— WORK ITEM —
Select all lines in the records that include "description".

[Items from an interface collection]
---
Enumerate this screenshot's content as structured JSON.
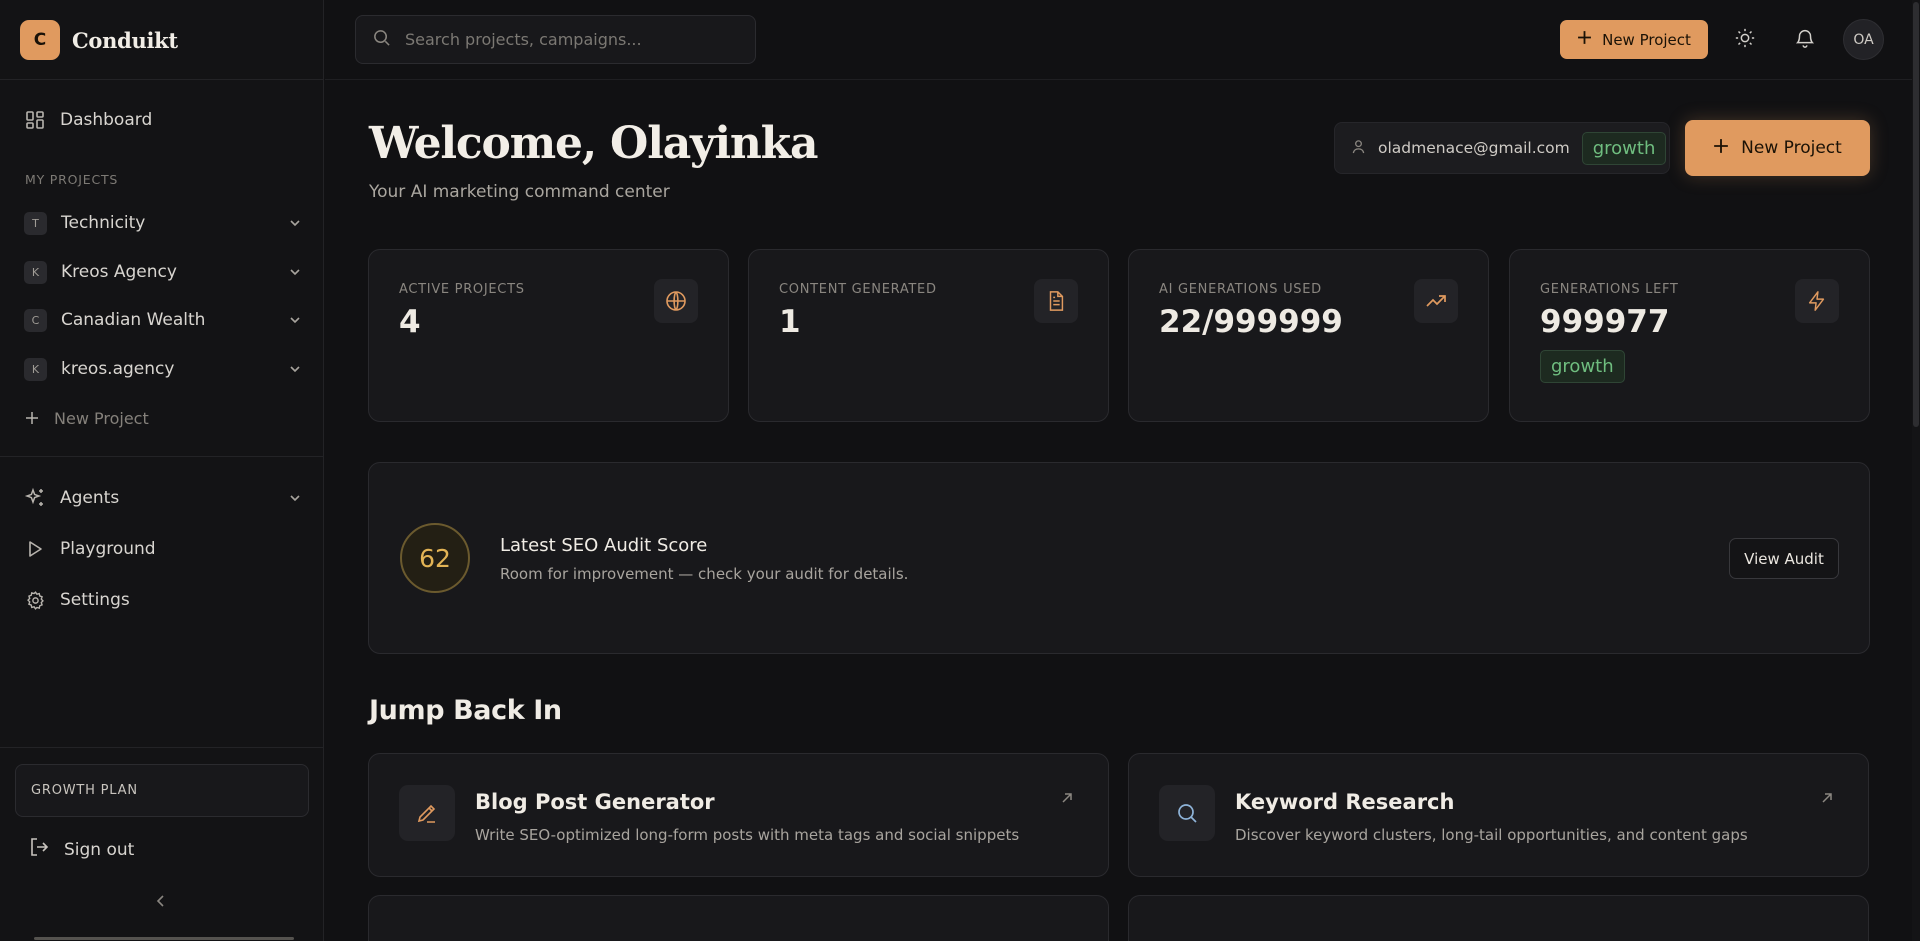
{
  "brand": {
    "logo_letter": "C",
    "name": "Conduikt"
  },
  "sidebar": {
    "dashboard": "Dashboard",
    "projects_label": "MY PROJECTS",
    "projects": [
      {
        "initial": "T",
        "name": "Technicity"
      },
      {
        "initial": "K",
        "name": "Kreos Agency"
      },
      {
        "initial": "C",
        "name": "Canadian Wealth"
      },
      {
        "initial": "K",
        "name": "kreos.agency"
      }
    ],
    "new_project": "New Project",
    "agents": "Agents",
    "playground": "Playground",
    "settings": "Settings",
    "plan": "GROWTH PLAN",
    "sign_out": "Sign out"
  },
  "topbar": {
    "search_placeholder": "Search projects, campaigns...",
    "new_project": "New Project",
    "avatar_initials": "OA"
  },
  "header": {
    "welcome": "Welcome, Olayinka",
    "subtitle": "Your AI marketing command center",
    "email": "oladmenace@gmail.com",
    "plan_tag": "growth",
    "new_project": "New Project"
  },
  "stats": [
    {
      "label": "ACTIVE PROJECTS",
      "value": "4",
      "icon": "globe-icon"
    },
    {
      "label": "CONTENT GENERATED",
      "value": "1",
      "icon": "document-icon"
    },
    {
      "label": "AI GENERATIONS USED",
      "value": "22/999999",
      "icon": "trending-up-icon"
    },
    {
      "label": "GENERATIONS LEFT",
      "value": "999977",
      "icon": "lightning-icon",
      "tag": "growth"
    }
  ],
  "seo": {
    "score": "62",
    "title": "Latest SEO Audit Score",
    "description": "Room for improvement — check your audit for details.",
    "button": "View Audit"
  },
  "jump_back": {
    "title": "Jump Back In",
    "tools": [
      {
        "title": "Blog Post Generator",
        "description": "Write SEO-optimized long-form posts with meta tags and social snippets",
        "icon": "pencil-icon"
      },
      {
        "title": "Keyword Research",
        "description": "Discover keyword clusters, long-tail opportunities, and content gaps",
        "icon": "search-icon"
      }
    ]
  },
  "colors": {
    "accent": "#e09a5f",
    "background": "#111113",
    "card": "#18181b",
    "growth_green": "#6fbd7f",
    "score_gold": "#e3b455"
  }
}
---
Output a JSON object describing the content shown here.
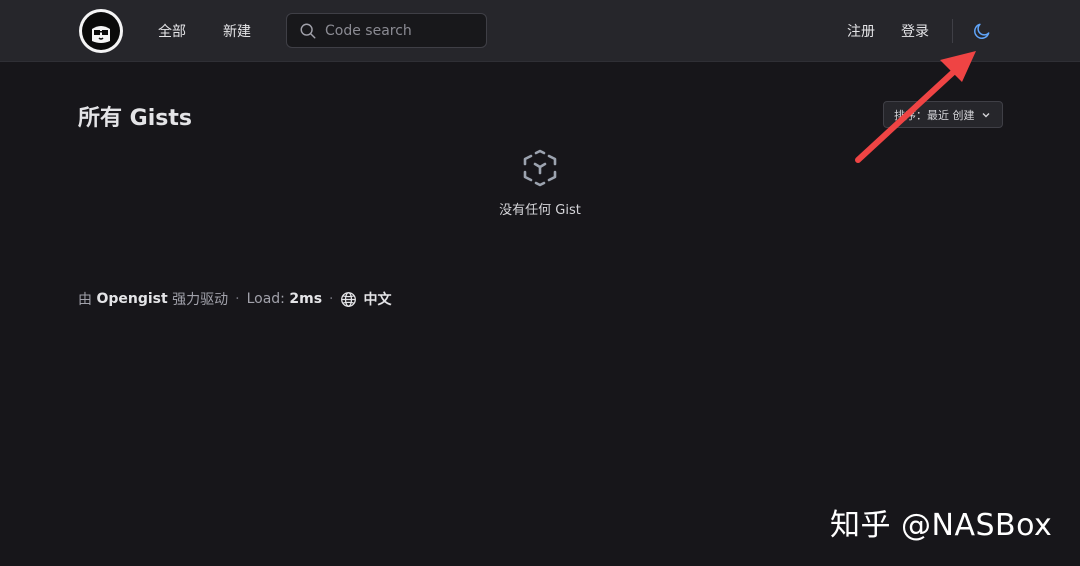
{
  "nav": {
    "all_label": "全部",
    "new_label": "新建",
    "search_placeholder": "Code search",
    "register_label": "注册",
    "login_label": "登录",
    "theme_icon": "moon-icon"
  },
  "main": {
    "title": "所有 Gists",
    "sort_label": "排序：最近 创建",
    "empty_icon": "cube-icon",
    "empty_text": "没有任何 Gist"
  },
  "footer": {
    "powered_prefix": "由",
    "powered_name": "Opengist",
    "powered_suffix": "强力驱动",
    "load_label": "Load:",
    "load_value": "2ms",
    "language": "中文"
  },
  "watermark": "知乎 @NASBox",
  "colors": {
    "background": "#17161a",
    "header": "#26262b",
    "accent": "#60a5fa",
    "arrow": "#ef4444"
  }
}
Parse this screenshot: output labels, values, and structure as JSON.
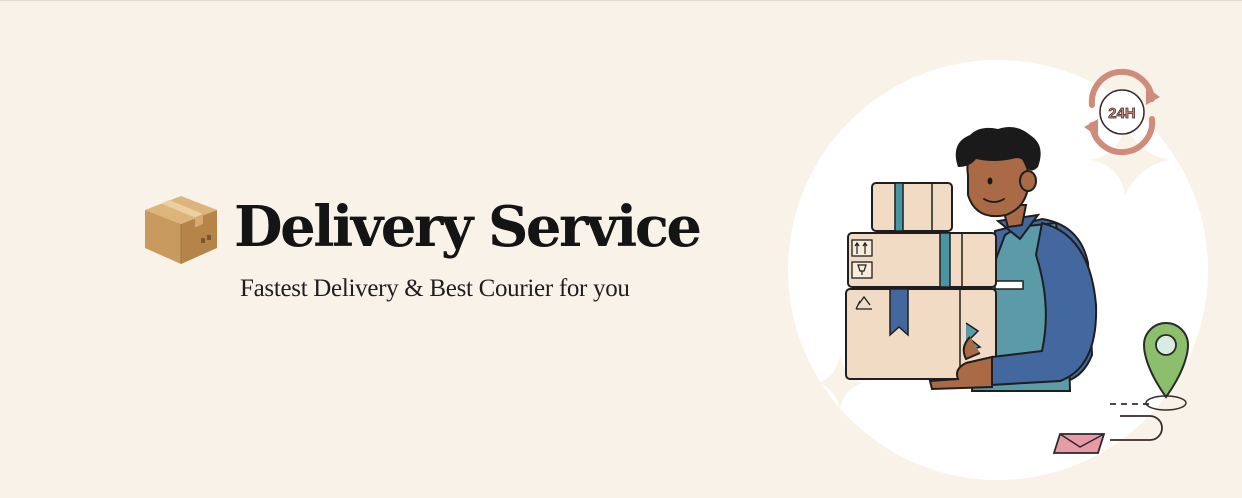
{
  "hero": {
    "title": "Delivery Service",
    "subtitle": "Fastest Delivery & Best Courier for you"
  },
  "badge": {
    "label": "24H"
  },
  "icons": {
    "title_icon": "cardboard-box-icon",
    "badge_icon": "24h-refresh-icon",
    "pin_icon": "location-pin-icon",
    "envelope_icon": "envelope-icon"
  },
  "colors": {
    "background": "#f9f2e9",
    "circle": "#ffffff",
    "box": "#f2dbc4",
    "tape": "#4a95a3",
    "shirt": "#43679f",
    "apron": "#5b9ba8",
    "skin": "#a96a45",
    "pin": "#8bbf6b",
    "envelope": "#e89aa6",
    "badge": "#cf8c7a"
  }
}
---
— ANSWER TO THIS EXERCISE —
    "description": "Room for improvement — check your audit for details.",
        "description": "Write SEO-optimized long-form posts with meta tags and social snippets",
        "description": "Discover keyword clusters, long-tail opportunities, and content gaps",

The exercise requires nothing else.